Task prompt » The word to look for is "JSON". Report every line of the entries below that has it.
[Provided records Boundary: Start]
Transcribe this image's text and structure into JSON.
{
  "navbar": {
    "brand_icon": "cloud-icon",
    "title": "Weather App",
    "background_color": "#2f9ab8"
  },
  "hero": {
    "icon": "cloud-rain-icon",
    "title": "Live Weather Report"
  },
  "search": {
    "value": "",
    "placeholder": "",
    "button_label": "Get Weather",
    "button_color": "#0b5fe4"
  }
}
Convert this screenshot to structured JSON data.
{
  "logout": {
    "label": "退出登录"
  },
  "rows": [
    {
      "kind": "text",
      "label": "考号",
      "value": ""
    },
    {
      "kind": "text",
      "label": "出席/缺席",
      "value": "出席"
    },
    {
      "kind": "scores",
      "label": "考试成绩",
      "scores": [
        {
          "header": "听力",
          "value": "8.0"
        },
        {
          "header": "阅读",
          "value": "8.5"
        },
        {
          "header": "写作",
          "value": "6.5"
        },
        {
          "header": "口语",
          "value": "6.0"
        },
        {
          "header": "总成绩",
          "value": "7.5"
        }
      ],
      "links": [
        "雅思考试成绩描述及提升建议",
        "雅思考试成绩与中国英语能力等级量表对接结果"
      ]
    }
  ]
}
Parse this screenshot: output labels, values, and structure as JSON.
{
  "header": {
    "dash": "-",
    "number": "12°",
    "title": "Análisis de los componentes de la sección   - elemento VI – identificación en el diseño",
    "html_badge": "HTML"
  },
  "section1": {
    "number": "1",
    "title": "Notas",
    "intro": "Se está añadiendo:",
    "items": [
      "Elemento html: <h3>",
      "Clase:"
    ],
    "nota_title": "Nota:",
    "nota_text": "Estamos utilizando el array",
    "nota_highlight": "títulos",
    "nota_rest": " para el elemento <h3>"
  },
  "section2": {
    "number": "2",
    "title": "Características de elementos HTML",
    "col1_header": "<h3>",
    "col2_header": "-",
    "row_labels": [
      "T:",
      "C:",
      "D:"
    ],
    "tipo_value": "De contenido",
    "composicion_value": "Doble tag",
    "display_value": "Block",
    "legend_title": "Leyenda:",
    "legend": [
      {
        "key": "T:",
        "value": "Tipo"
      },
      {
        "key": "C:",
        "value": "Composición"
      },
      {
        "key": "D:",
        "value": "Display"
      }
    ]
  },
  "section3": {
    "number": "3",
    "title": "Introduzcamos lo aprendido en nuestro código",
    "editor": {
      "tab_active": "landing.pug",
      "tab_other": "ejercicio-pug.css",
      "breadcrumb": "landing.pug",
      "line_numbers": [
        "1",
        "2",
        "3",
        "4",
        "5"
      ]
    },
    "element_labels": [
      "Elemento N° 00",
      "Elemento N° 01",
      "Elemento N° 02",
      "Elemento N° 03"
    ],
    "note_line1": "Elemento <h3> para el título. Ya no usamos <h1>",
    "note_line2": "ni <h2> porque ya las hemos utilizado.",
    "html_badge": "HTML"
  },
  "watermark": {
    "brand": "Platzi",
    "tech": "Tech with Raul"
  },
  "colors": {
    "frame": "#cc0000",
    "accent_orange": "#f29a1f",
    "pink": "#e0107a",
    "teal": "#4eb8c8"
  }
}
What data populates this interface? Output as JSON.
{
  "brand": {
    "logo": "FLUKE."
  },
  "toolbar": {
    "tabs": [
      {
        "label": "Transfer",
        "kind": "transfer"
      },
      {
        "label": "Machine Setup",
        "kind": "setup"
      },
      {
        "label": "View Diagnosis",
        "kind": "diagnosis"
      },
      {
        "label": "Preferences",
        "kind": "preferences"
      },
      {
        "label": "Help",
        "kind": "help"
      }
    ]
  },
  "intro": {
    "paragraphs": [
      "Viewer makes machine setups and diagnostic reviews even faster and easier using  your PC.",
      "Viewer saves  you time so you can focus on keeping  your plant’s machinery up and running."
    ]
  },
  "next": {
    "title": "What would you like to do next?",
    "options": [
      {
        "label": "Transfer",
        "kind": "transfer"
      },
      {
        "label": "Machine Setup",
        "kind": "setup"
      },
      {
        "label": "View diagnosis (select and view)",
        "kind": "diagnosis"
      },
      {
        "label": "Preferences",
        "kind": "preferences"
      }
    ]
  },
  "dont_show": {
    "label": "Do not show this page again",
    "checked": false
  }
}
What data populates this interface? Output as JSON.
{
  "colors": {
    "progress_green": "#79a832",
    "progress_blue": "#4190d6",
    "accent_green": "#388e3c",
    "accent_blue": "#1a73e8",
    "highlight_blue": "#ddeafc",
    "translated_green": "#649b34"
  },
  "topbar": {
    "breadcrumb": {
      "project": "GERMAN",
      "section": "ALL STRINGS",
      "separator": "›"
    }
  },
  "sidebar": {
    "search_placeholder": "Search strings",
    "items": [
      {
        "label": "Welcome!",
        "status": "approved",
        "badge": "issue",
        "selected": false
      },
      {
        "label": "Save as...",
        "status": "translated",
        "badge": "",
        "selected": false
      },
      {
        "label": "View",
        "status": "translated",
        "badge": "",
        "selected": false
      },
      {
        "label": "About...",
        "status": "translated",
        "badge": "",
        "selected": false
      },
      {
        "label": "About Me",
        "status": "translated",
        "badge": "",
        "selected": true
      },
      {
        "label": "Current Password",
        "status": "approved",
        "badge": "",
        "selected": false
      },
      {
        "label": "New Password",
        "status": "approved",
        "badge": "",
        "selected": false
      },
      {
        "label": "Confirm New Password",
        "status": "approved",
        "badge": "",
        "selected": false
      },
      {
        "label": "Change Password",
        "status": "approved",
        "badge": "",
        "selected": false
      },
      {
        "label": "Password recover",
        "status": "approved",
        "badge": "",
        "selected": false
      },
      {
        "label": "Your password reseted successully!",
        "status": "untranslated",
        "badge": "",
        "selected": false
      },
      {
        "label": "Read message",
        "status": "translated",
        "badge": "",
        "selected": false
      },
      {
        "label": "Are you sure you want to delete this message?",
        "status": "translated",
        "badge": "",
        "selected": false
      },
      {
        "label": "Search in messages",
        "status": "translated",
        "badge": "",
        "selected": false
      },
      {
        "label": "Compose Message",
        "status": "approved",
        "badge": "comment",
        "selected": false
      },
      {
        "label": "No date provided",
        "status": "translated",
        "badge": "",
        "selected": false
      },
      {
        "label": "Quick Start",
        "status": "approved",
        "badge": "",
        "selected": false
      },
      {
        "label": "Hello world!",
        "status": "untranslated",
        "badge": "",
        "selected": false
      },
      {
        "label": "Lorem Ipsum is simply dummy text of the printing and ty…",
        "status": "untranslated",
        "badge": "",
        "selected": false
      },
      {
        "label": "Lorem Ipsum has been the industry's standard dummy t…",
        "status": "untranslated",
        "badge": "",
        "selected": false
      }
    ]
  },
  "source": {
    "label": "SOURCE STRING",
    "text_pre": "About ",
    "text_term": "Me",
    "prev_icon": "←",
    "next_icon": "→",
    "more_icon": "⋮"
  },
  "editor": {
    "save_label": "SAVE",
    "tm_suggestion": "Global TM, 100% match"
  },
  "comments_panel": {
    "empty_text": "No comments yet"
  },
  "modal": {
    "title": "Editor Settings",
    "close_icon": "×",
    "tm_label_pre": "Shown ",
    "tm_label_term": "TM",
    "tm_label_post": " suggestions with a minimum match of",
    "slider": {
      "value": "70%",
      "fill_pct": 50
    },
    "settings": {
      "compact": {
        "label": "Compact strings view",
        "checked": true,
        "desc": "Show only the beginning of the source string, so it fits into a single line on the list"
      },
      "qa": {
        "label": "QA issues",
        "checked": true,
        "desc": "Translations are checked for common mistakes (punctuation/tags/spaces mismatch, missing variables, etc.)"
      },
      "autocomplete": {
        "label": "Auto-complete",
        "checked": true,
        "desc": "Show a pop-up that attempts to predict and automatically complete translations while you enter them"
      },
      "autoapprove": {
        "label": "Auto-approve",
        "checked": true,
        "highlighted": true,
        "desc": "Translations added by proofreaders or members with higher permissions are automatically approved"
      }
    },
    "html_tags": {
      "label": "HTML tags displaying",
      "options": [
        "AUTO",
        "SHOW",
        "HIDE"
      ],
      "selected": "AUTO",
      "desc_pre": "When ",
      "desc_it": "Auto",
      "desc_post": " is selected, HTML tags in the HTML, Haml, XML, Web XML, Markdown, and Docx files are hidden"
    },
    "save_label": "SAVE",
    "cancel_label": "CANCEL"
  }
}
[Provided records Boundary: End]
Result of the task »
Transcribe this image's text and structure into JSON.
Convert this screenshot to structured JSON data.
Parse this screenshot: output labels, values, and structure as JSON.
What data populates this interface? Output as JSON.
What data populates this interface? Output as JSON.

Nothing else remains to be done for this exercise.